Economics 101 suggests that as the prices rise, sellers would chase the dollars and sell their homes to capture the record high prices. But just the opposite has happened the past several years. As prices have risen, inventory has done the exact opposite and continued to drop. Our best guess is that, while potential sellers understand they can make a big profit on the sale of their home, they are worried they won’t be able to find their replacement house because of the tight inventory. This is not misplaced anxiety; it is reasonable and logical. The result has been a multi-year cycle of fewer sellers willing to take a risk looking for a replacement home, leading to fewer sellers putting their home on the market, leading to less inventory of homes for sale, leading to increased anxiety of looking for a replacement home, and on and on. When this cycle will end is anyone’s guess, but we’re not expecting it to end anytime soon.

Under Contract: Up 3 percent. This is the number of properties under contract on the MLS at the moment the data was captured. The number of under contract properties rose 3 percent, from 4,578 to 4,694. Even with the reduced inventory, people are still looking to buy homes. This number reflects the demand of the market – buyers’ wanting to buy – even in a market with record low inventory to choose from.

Sold: Down 9 percent. This is the number of properties that were sold. The number of sold properties dropped 9 percent in the past year, from 3,753 to 3,412. While everyone talks about what a strong real estate market we have it is shocking that the number of homes sold is dropping radically, not climbing! Again, this is almost entirely a reflection of the limited inventory (few actives and new listings) for buyers to choose from. As much as folks want to buy homes, there are so few on the market the number of solds is plummeting. Our Front Range population is increasing 50,000 per year and many of these folks want to buy homes but are not able to because of the limited supply. This is the reason we believe our seller’s market is going to stand strong for several more years – lots of buyers and not enough properties for them to buy. Until more inventory comes on the market, the demand will continue to surpass the supply. That’s the definition of a seller’s market.

Avg. CDOM: No change. This is the average Combined Days On Market for the properties sold which remained unchanged. In a balanced market, 90 CDOM is about what we see. In our strong seller’s market this number is very low at 29. Just another indication of the strength of this market.

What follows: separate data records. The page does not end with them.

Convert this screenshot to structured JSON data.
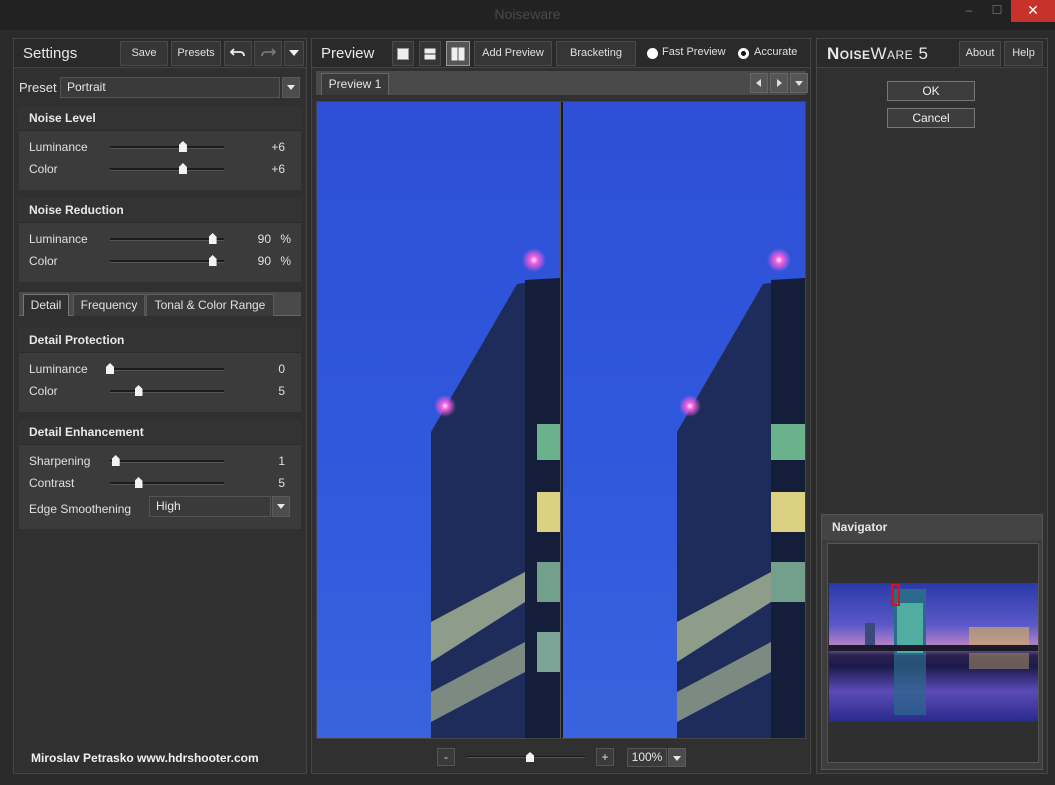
{
  "window": {
    "title": "Noiseware",
    "min": "–",
    "max": "☐",
    "close": "✕"
  },
  "left": {
    "header": {
      "title": "Settings",
      "save": "Save",
      "presets": "Presets"
    },
    "preset": {
      "label": "Preset",
      "value": "Portrait"
    },
    "noise_level": {
      "title": "Noise Level",
      "rows": [
        {
          "label": "Luminance",
          "value": "+6",
          "level": 0.64
        },
        {
          "label": "Color",
          "value": "+6",
          "level": 0.64
        }
      ]
    },
    "noise_reduction": {
      "title": "Noise Reduction",
      "rows": [
        {
          "label": "Luminance",
          "value": "90",
          "unit": "%",
          "level": 0.9
        },
        {
          "label": "Color",
          "value": "90",
          "unit": "%",
          "level": 0.9
        }
      ]
    },
    "tabs": [
      "Detail",
      "Frequency",
      "Tonal & Color Range"
    ],
    "detail_protection": {
      "title": "Detail Protection",
      "rows": [
        {
          "label": "Luminance",
          "value": "0",
          "level": 0.0
        },
        {
          "label": "Color",
          "value": "5",
          "level": 0.25
        }
      ]
    },
    "detail_enhancement": {
      "title": "Detail Enhancement",
      "rows": [
        {
          "label": "Sharpening",
          "value": "1",
          "level": 0.05
        },
        {
          "label": "Contrast",
          "value": "5",
          "level": 0.25
        }
      ],
      "edge": {
        "label": "Edge Smoothening",
        "value": "High"
      }
    },
    "credit": "Miroslav  Petrasko  www.hdrshooter.com"
  },
  "center": {
    "header": {
      "title": "Preview",
      "add_preview": "Add Preview",
      "bracketing": "Bracketing",
      "fast_preview": "Fast Preview",
      "accurate": "Accurate",
      "selected_mode": "accurate"
    },
    "tab": "Preview 1",
    "zoom": {
      "minus": "-",
      "plus": "+",
      "value": "100%",
      "level": 0.5
    }
  },
  "right": {
    "logo_big1": "N",
    "logo_small1": "OISE",
    "logo_big2": "W",
    "logo_small2": "ARE",
    "logo_ver": "5",
    "about": "About",
    "help": "Help",
    "ok": "OK",
    "cancel": "Cancel",
    "navigator": "Navigator"
  },
  "colors": {
    "close_red": "#c7332b",
    "sky_blue": "#2f58dc",
    "nav_box": "#e01010"
  }
}
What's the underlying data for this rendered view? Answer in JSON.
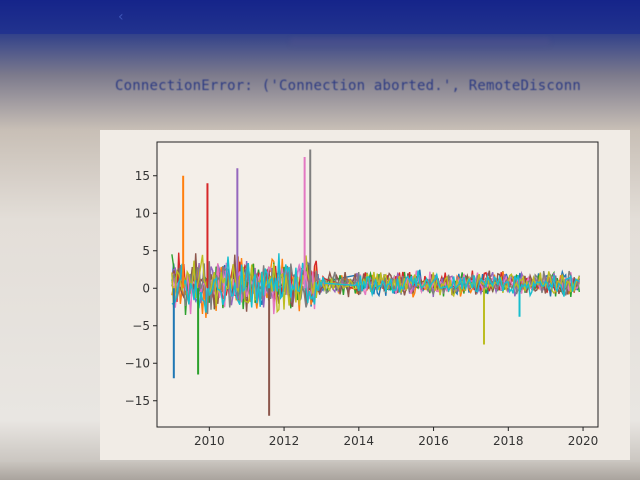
{
  "console": {
    "error_text": "ConnectionError: ('Connection aborted.', RemoteDisconn"
  },
  "colors": {
    "series": [
      "#1f77b4",
      "#ff7f0e",
      "#2ca02c",
      "#d62728",
      "#9467bd",
      "#8c564b",
      "#e377c2",
      "#7f7f7f",
      "#bcbd22",
      "#17becf"
    ]
  },
  "chart_data": {
    "type": "line",
    "title": "",
    "xlabel": "",
    "ylabel": "",
    "xlim": [
      2008.6,
      2020.4
    ],
    "ylim": [
      -18.5,
      19.5
    ],
    "grid": false,
    "xticks": [
      "2010",
      "2012",
      "2014",
      "2016",
      "2018",
      "2020"
    ],
    "yticks": [
      "15",
      "10",
      "5",
      "0",
      "−5",
      "−10",
      "−15"
    ],
    "series_count": 10,
    "x_start": 2009.0,
    "x_end": 2019.9,
    "highlights": [
      {
        "x": 2009.05,
        "y": -12
      },
      {
        "x": 2009.3,
        "y": 15
      },
      {
        "x": 2009.7,
        "y": -11.5
      },
      {
        "x": 2009.95,
        "y": 14
      },
      {
        "x": 2010.75,
        "y": 16
      },
      {
        "x": 2011.6,
        "y": -17
      },
      {
        "x": 2012.55,
        "y": 17.5
      },
      {
        "x": 2012.7,
        "y": 18.5
      },
      {
        "x": 2017.35,
        "y": -7.5
      },
      {
        "x": 2018.3,
        "y": -3.8
      }
    ]
  }
}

Avg. Sold Price: Up 8 percent. Prices have been rising in metro Denver for the past seven years. It’s interesting to note that in the past 45 years the average price increase for a single-family home has been 6.3 percent per year, just below the 8 percent from the past year. Given everything we have discussed above regarding the lack of inventory and demand for housing, we expect prices to continue to rise for a number of years.

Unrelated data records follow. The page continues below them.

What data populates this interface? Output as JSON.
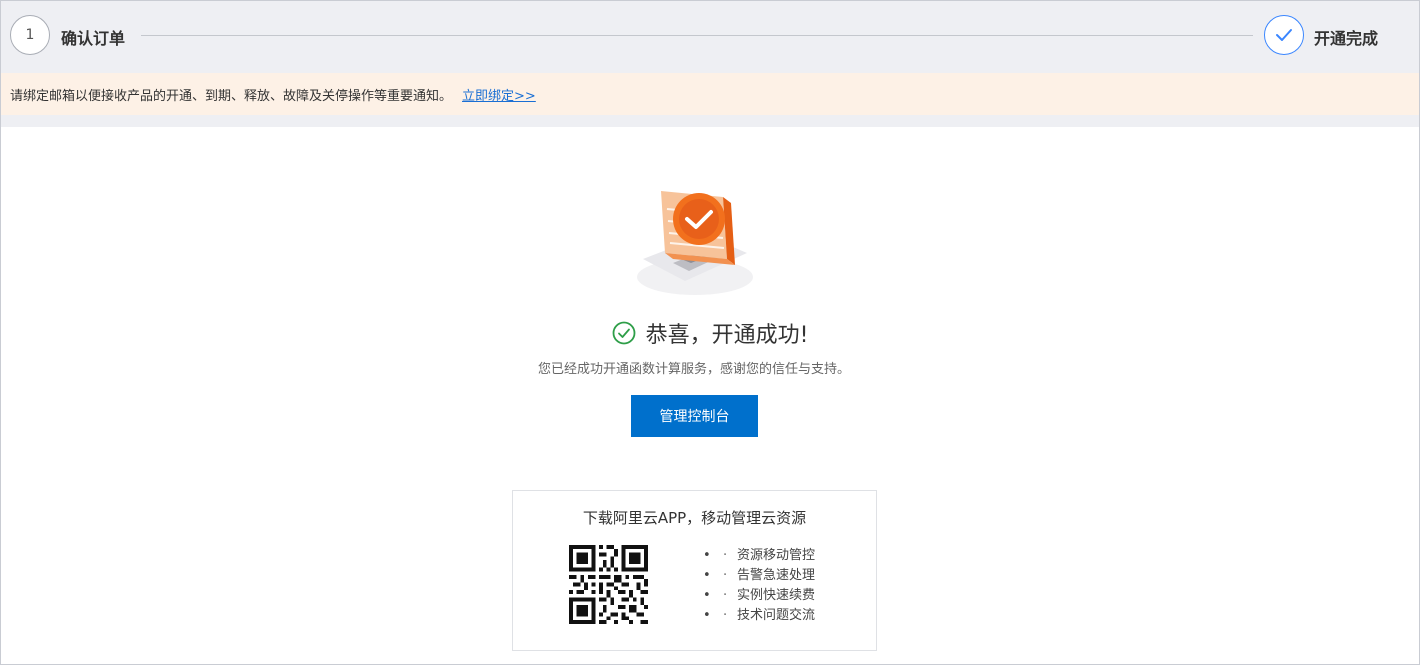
{
  "steps": [
    {
      "number": "1",
      "label": "确认订单",
      "state": "done"
    },
    {
      "label": "开通完成",
      "state": "current"
    }
  ],
  "notice": {
    "text": "请绑定邮箱以便接收产品的开通、到期、释放、故障及关停操作等重要通知。",
    "link": "立即绑定>>"
  },
  "success": {
    "title": "恭喜，开通成功!",
    "subtitle": "您已经成功开通函数计算服务，感谢您的信任与支持。",
    "button": "管理控制台"
  },
  "app": {
    "title": "下载阿里云APP，移动管理云资源",
    "features": [
      "资源移动管控",
      "告警急速处理",
      "实例快速续费",
      "技术问题交流"
    ]
  },
  "colors": {
    "accent": "#0070cc",
    "step_active": "#3a86ff",
    "success_green": "#2e9e48",
    "notice_bg": "#fdf1e6",
    "illustration_orange": "#f2701d"
  }
}
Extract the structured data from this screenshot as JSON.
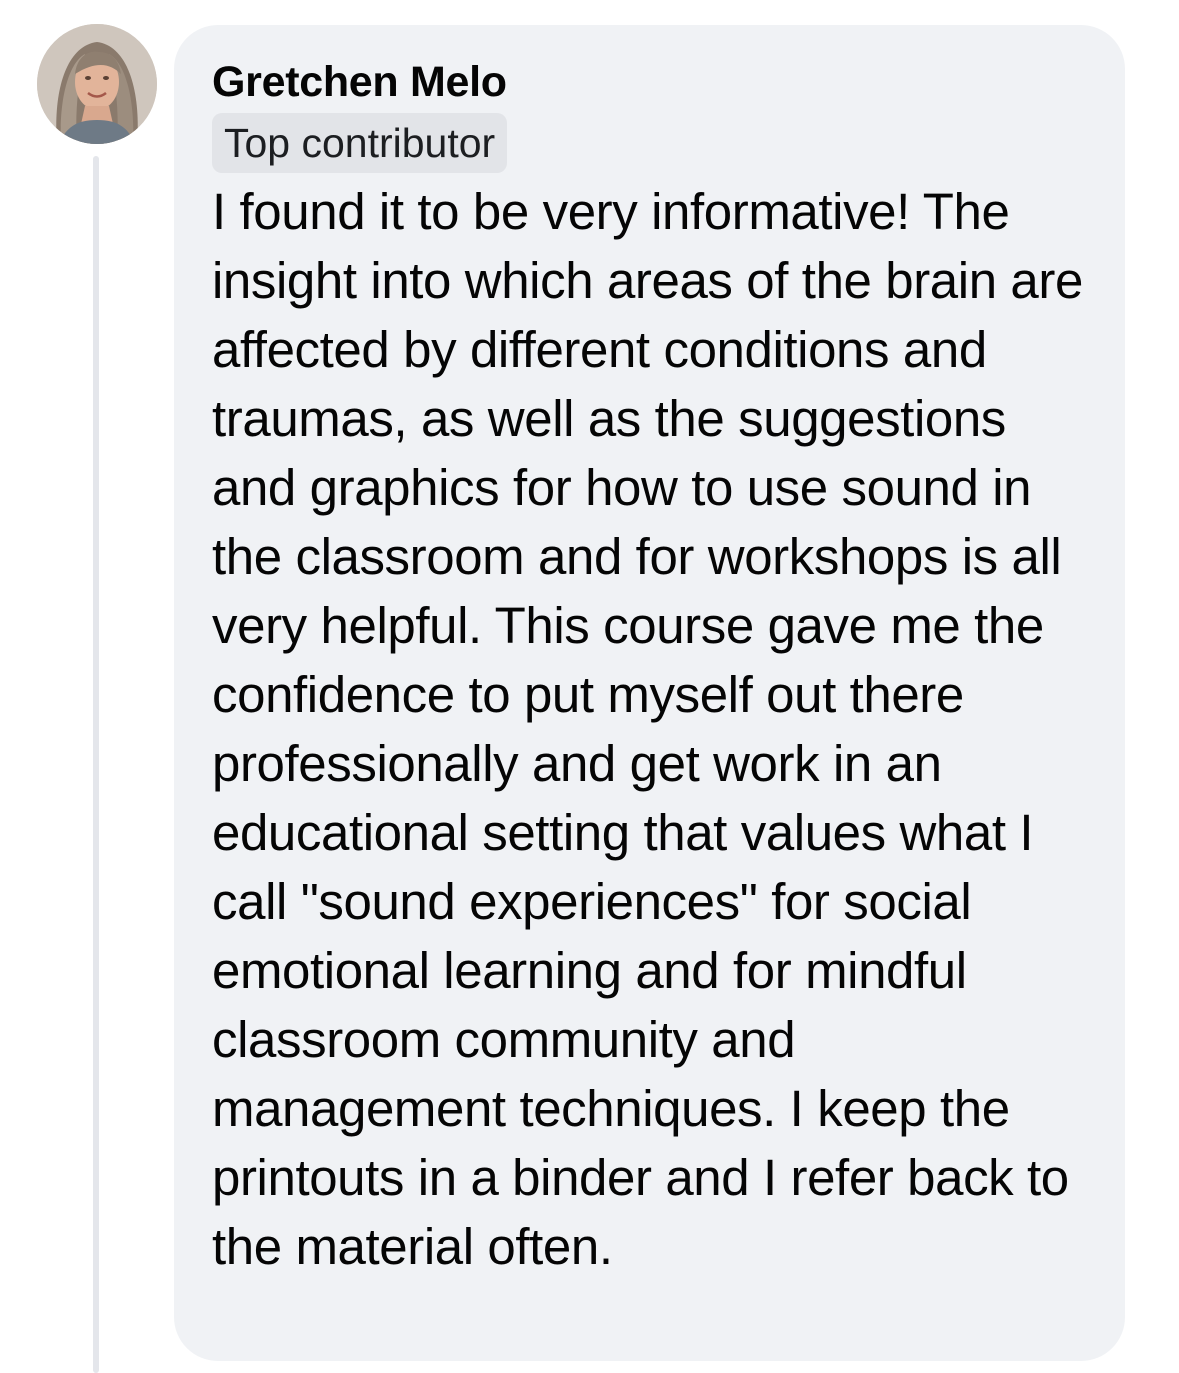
{
  "comment": {
    "author_name": "Gretchen Melo",
    "badge": "Top contributor",
    "body": "I found it to be very informative! The insight into which areas of the brain are affected by different conditions and traumas, as well as the suggestions and graphics for how to use sound in the classroom and for workshops is all very helpful. This course gave me the confidence to put myself out there professionally and get work in an educational setting that values what I call \"sound experiences\" for social emotional learning and for mindful classroom community and management techniques. I keep the printouts in a binder and I refer back to the material often."
  },
  "colors": {
    "bubble_background": "#f0f2f5",
    "badge_background": "#e2e4e8",
    "thread_line": "#e4e6eb",
    "text": "#050505"
  },
  "icons": {
    "avatar": "profile-photo"
  }
}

Median Sold Price: Up 8 percent. The median sold price is the midpoint number of all the homes sold on the market. It also went up 8 percent, reflecting the dynamics of the market.

If you’re looking to buy or sell a home, it’s very important to understand what the market is telling you. As we see it, it’s a further continuation of a low inventory environment with lots of unsatisfied demand. Too few are being listed, unable to keep pace with too many buyers. As we’ve said for years, we don’t see this changing for the foreseeable future. New home construction is not going to meet the demand either. As you can see from the chart, the number of permits of for sale (not for rent attached) homes has leveled off meaning the new homes coming on line in the next year or two are not even close to satisfying our ever increasing demand for housing.

If you’d like to learn more about how you can best position yourself in this real estate market feel free to give me a call. I’d love to help you understand what your best options are to help you make a great decision!

As always, I’d like to take a moment and say thank you for giving me the opportunity to work with you. Every client is special to me and it’s a pleasure and a privilege to serve your real estate needs. Please always feel free to contact me if you have any questions or thoughts about the real estate market. I love to talk about it!